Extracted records
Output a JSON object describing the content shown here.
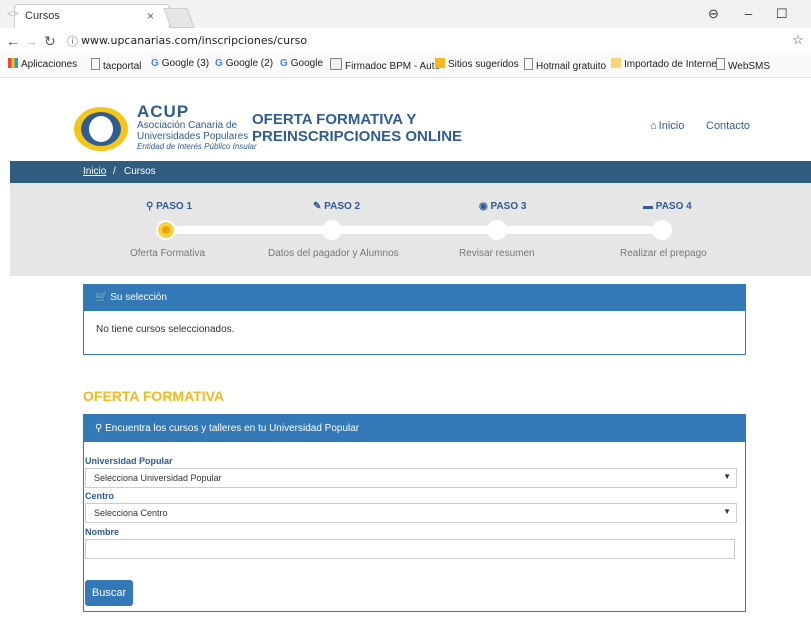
{
  "browser": {
    "tab_title": "Cursos",
    "tab_close": "×",
    "url": "www.upcanarias.com/inscripciones/curso",
    "window_controls": {
      "profile": "⊖",
      "minimize": "–",
      "maximize": "☐"
    },
    "bookmarks": [
      {
        "label": "Aplicaciones",
        "icon": "apps-grid-icon"
      },
      {
        "label": "tacportal",
        "icon": "page-icon"
      },
      {
        "label": "Google (3)",
        "icon": "google-icon"
      },
      {
        "label": "Google (2)",
        "icon": "google-icon"
      },
      {
        "label": "Google",
        "icon": "google-icon"
      },
      {
        "label": "Firmadoc BPM - Auto",
        "icon": "firmadoc-icon"
      },
      {
        "label": "Sitios sugeridos",
        "icon": "bing-icon"
      },
      {
        "label": "Hotmail gratuito",
        "icon": "page-icon"
      },
      {
        "label": "Importado de Interne",
        "icon": "folder-icon"
      },
      {
        "label": "WebSMS",
        "icon": "page-icon"
      }
    ]
  },
  "header": {
    "brand": "ACUP",
    "brand_line1": "Asociación Canaria de",
    "brand_line2": "Universidades Populares",
    "brand_line3": "Entidad de Interés Público Insular",
    "title_line1": "OFERTA FORMATIVA Y",
    "title_line2": "PREINSCRIPCIONES ONLINE",
    "nav": {
      "home": "Inicio",
      "contact": "Contacto"
    }
  },
  "breadcrumb": {
    "home": "Inicio",
    "separator": "/",
    "current": "Cursos"
  },
  "steps": [
    {
      "label": "PASO 1",
      "desc": "Oferta Formativa",
      "icon": "search-icon"
    },
    {
      "label": "PASO 2",
      "desc": "Datos del pagador y Alumnos",
      "icon": "pencil-icon"
    },
    {
      "label": "PASO 3",
      "desc": "Revisar resumen",
      "icon": "eye-icon"
    },
    {
      "label": "PASO 4",
      "desc": "Realizar el prepago",
      "icon": "credit-card-icon"
    }
  ],
  "selection": {
    "title": "Su selección",
    "empty": "No tiene cursos seleccionados."
  },
  "oferta": {
    "title": "OFERTA FORMATIVA",
    "panel_title": "Encuentra los cursos y talleres en tu Universidad Popular",
    "up_label": "Universidad Popular",
    "up_value": "Selecciona Universidad Popular",
    "centro_label": "Centro",
    "centro_value": "Selecciona Centro",
    "nombre_label": "Nombre",
    "nombre_value": "",
    "search_button": "Buscar"
  },
  "colors": {
    "primary": "#3379b7",
    "accent": "#f5b81a",
    "dark": "#2f5c7f"
  }
}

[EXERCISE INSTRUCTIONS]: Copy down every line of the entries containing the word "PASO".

[ANSWER SPACE]:
      "label": "PASO 1",
      "label": "PASO 2",
      "label": "PASO 3",
      "label": "PASO 4",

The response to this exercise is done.